  • Planning and Mobilisation Minister Winston Dookeran is released in the morning to start negotiations. Canon Knolly Clarke accompanies him to act as mediator between the government at Camp Ogden and security forces and the Muslimeen.
  • MP Leo des Vignes, who was injured during the course of the assault, is allowed to leave for the hospital.
  • Meeting of Cabinet Ministers at Camp Ogden.

Sunday 29th July 1990:

  • Ministers who had not been captured appeared on television.
  • Imam Yasim Abu Bakr sent messages to Camp Ogden demanding they stop jamming the television transmission. He threatened to place explosives on the hostages.
  • Hostages at Radio Trinidad are released and broadcasting resumes from the temporary location at Camp Ogden.
  • The curfew is extended to eighteen hours everywhere (6:00 p.m. to 12 noon), 24 hours around the Red House, and 22 hours (3:00 p.m. to 1:00 p.m.) around TTT.
  • Negotiations take place and there are urgent appeals for Jones P. Madeira to communicate with either Radio 610 or the Red House.

Monday 30th July 1990:

  • Unconfirmed report that TTT is on fire, but government broadcasts state that only the annex has been gutted.
  • There are reports of an agreement between the hostages in the Red House and the Muslimeen.
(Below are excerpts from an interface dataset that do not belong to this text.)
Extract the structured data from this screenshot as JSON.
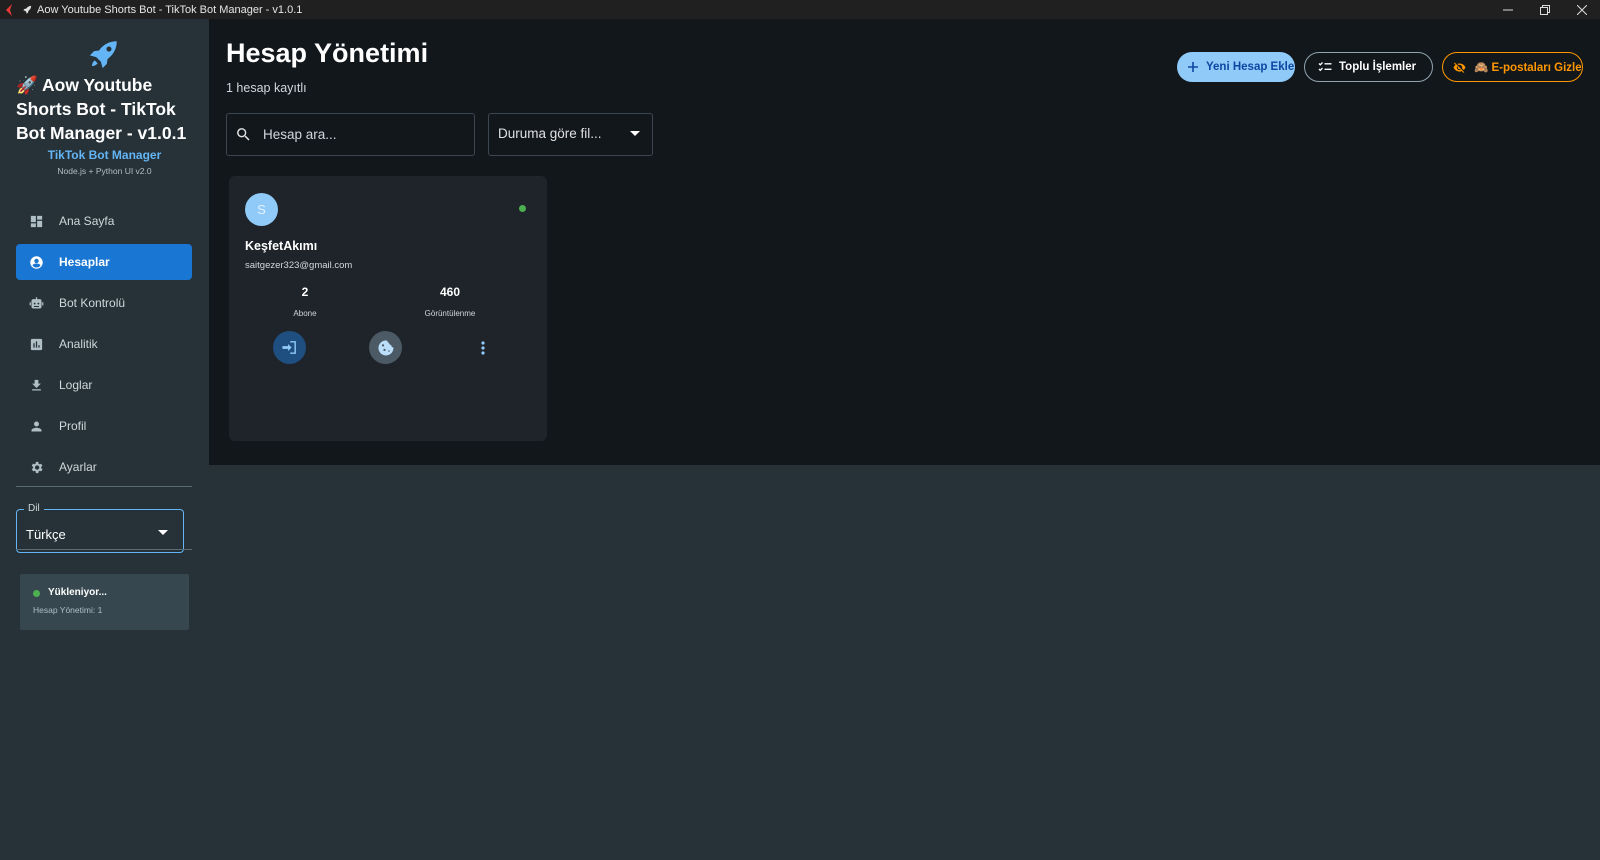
{
  "window": {
    "title": "Aow Youtube Shorts Bot - TikTok Bot Manager - v1.0.1"
  },
  "sidebar": {
    "brand_title": "🚀 Aow Youtube Shorts Bot - TikTok Bot Manager - v1.0.1",
    "brand_subtitle": "TikTok Bot Manager",
    "brand_version": "Node.js + Python UI v2.0",
    "items": [
      {
        "label": "Ana Sayfa",
        "icon": "dashboard-icon",
        "active": false
      },
      {
        "label": "Hesaplar",
        "icon": "account-circle-icon",
        "active": true
      },
      {
        "label": "Bot Kontrolü",
        "icon": "robot-icon",
        "active": false
      },
      {
        "label": "Analitik",
        "icon": "analytics-icon",
        "active": false
      },
      {
        "label": "Loglar",
        "icon": "download-icon",
        "active": false
      },
      {
        "label": "Profil",
        "icon": "person-icon",
        "active": false
      },
      {
        "label": "Ayarlar",
        "icon": "gear-icon",
        "active": false
      }
    ],
    "language": {
      "label": "Dil",
      "value": "Türkçe"
    },
    "status": {
      "title": "Yükleniyor...",
      "line": "Hesap Yönetimi: 1"
    }
  },
  "main": {
    "title": "Hesap Yönetimi",
    "subtitle": "1 hesap kayıtlı",
    "search_placeholder": "Hesap ara...",
    "filter_value": "Duruma göre fil...",
    "buttons": {
      "add": "Yeni Hesap Ekle",
      "bulk": "Toplu İşlemler",
      "hide_emails": "🙈 E-postaları Gizle"
    },
    "accounts": [
      {
        "avatar_letter": "S",
        "name": "KeşfetAkımı",
        "email": "saitgezer323@gmail.com",
        "subscribers": "2",
        "subscribers_label": "Abone",
        "views": "460",
        "views_label": "Görüntülenme",
        "online": true
      }
    ]
  },
  "colors": {
    "accent": "#1976d2",
    "accent_light": "#90caf9",
    "warning": "#ff9800",
    "online": "#4caf50",
    "sidebar_bg": "#263238",
    "content_bg": "#12171c",
    "card_bg": "#1e2429"
  }
}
The terms included an amnesty for all Muslimeen members involved in the insurrection; the resignation of the Prime Minister; the installation of Winston Dookeran as interim Prime Minister; and the holding of elections within 90 days.
  • The Prime Minister speaks to members of the local and overseas media to ask for the implementation of the agreement and the release of the hostages.
  • Cabinet Ministers Dr. Brinsley Samaroo (Food Production) and Dr. Bhoe Tewarie (Industry, Enterprise and Tourism) return from overseas and join their collegues at Camp Ogden.
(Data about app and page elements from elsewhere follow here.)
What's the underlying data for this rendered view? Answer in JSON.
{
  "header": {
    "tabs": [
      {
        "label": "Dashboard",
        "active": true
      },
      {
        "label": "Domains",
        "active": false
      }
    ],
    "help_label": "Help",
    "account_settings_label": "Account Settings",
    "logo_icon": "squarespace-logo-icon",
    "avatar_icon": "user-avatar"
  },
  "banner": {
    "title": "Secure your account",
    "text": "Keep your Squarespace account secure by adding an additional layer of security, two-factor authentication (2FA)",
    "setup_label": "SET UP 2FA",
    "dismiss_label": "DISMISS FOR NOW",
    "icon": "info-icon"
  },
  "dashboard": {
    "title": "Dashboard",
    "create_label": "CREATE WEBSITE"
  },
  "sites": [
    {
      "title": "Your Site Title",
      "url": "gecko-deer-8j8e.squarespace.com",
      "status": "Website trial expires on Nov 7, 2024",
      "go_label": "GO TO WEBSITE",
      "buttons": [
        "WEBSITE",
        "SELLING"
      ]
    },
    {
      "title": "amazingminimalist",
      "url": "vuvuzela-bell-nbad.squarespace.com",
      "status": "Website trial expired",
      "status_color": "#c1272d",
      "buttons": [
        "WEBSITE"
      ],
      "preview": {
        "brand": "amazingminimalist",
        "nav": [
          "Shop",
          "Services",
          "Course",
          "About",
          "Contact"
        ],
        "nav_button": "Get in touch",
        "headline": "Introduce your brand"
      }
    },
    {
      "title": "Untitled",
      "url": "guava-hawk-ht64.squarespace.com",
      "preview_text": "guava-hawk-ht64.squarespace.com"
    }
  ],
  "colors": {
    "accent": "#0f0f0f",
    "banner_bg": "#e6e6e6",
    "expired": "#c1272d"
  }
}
Tuesday 31st July 1990:

The Prime Minister is released from the Red House.

Wednesday 1st August 1990:

  • Reports arise of unconditional surrender by Abu Bakr and his men.
  • The first hostages emerge from Trinidad and Tobago Television (TTT) at 1:00 pm.
  • Youth, Sport, Culture and Creative Arts Minister Jennifer Johnson is the first hostage to be released from the Red House.
  • Bakr himself emerges at 2:00 p.m. He lays down his gun and watches his men leave the building. The Defence Force drives the hostage takers away to Defence Force headquarters at Chaguaramas.
  • M.P. Leo des Vignes dies in hospital.

Source:
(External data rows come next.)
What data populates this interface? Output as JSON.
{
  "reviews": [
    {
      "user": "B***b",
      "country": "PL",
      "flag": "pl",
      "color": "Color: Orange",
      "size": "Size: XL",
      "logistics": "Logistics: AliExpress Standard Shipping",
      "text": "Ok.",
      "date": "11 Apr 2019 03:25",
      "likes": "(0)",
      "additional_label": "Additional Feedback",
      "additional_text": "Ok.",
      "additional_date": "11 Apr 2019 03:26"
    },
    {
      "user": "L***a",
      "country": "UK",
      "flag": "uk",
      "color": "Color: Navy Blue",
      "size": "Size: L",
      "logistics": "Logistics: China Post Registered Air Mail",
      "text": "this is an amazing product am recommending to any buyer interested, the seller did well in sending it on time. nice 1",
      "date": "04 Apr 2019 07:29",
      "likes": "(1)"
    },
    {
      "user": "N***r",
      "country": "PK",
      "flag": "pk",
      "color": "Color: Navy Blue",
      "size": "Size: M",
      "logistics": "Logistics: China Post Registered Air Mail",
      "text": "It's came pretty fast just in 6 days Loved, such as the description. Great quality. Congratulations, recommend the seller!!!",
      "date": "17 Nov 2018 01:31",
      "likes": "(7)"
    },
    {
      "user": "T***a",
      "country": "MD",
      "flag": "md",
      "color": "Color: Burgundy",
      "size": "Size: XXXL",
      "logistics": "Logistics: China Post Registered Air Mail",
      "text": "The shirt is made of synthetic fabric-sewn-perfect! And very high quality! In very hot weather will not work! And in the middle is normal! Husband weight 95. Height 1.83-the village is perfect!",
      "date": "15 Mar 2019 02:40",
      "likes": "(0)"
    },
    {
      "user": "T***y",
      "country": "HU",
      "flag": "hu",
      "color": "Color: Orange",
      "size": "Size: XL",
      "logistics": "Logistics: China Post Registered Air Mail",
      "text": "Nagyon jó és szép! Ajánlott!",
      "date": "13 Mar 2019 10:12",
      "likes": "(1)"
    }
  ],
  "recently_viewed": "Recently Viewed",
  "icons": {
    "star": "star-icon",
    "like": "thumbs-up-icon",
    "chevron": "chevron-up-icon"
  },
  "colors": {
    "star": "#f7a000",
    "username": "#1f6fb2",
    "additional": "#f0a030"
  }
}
Grant, Lennox; Lopez, Suzanne; Smith, Keith; John, Deborah; Johnson, Andy; Miller, Marlon; Cambridge, Ucill; Maynard, David; Baptiste, Simon; Taitt, Ria. Trinidad Under Siege: The Muslimeen Uprising, 6 Days of Terror; Port-of-Spain: Express House, 1990. 97-98. Print.